Carriers still sore point for defence cuts

LIAM Fox yesterday confirmed that the Trident nuclear deterrent would be replaced, earning him a huge round of applause at the Tory conference, but the future of two aircraft carriers remains unclear.

“The first duty of the government is defence of the realm. That is why we will maintain Britain’s nuclear deterrent and will go ahead with the trident replacement programme,” the defence secretary said.

But Fox warned the government was approaching the defence spending review “with unavoidably constrained finances”, adding to fears that at least one of the Navy’s two aircraft carriers could be scrapped.

The government could scrap both ships, which are expected to cost some £2.5bn each to build, but fears that the impact could prove fatal for Britain’s ship building industry. Another option is building just one carrier and keeping it in a state of “extended readiness”, essentially mothballing it.

Earlier this week, former Prime Minister Gordon Brown made a rare intervention in national politics, and insisted that both aircraft carriers should be built as planned.
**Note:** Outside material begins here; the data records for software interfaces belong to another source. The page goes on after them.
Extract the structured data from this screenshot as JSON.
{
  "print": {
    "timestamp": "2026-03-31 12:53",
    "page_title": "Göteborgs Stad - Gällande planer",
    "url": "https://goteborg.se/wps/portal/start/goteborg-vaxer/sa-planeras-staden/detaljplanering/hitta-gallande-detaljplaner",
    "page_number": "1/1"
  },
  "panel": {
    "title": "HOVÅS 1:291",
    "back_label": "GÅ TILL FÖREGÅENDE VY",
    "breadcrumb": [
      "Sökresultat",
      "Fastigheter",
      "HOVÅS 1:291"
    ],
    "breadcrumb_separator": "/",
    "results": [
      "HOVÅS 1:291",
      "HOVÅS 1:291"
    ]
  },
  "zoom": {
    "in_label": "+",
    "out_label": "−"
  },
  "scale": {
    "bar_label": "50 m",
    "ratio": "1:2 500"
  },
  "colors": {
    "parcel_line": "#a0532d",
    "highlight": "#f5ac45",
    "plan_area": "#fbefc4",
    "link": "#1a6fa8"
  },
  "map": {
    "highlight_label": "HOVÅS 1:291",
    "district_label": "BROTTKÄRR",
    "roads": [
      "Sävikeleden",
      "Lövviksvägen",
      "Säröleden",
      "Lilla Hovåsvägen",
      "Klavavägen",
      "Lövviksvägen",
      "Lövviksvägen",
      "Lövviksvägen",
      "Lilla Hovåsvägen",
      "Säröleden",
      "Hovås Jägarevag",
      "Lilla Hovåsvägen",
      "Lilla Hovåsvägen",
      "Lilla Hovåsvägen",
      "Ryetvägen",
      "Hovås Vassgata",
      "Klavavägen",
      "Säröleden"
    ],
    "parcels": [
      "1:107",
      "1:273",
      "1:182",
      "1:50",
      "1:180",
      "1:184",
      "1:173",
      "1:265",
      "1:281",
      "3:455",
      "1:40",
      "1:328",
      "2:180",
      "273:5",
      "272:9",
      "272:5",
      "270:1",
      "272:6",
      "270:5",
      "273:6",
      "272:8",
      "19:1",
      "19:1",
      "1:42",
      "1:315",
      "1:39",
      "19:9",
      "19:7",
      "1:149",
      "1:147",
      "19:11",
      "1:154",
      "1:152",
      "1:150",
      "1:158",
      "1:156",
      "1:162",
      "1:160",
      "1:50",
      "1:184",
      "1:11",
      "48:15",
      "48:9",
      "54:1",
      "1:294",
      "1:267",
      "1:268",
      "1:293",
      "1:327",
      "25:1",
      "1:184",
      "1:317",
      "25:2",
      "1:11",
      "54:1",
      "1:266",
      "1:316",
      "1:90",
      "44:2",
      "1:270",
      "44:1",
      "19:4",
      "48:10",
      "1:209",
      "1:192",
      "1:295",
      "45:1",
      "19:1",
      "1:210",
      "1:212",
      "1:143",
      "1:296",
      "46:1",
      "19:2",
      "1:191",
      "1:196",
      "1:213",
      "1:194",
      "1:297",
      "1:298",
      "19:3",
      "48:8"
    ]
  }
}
But yesterday Fox responded with a scathing attack on Labour’s handling of the defence budget.

He said: “We all know about Labour’s toxic economic legacy. There is an unfunded liability in defence of around £38bn over the next 10 years – compared to an annual budget of only £37bn.
Fox added that the UK would pay £46bn on debt interest payments next year, a sum that could purchase four aircraft carriers, 300 Chinook helicopters, 13,000 troops, 10 destroyers, 50 cargo planes, and pay for a complete refurbishment of forces’ living quarters.

Later, in his first conference speech as Prime Minister, David Cameron said the defence review would “match our commitments with the resources we’ve got”, and warned of “big changes” for Britain’s military.

Resources for the Afghanistan war will be maintained or improved, but the Navy and Royal Air Force are bracing themselves for swingeing cuts.